Available data:

——————

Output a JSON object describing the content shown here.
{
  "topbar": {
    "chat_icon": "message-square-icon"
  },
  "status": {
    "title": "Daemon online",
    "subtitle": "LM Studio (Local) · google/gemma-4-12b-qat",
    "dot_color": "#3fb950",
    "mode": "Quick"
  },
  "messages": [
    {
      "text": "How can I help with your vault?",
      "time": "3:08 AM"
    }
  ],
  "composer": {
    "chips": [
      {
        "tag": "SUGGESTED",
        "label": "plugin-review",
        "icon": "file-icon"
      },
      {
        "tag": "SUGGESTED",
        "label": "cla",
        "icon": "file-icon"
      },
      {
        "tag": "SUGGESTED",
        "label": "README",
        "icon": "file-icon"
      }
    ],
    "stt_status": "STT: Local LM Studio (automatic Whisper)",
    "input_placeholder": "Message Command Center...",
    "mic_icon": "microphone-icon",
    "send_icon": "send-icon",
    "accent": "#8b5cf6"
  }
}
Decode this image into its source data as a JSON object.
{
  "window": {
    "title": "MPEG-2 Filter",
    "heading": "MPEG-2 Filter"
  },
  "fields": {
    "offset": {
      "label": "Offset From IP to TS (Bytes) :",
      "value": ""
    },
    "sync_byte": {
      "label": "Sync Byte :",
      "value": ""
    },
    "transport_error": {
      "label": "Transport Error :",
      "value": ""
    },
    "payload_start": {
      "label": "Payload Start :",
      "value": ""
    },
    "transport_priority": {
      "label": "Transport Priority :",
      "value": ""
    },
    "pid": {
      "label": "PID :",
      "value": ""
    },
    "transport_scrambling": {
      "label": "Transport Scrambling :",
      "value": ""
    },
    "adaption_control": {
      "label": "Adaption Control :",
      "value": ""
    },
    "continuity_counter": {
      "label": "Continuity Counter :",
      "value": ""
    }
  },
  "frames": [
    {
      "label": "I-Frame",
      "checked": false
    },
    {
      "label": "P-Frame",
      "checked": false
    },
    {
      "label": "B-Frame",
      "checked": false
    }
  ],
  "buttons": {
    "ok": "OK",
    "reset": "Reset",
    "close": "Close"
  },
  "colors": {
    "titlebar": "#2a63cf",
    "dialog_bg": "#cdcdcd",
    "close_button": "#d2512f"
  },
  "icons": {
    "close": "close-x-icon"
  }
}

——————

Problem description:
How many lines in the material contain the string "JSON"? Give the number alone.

Response:
2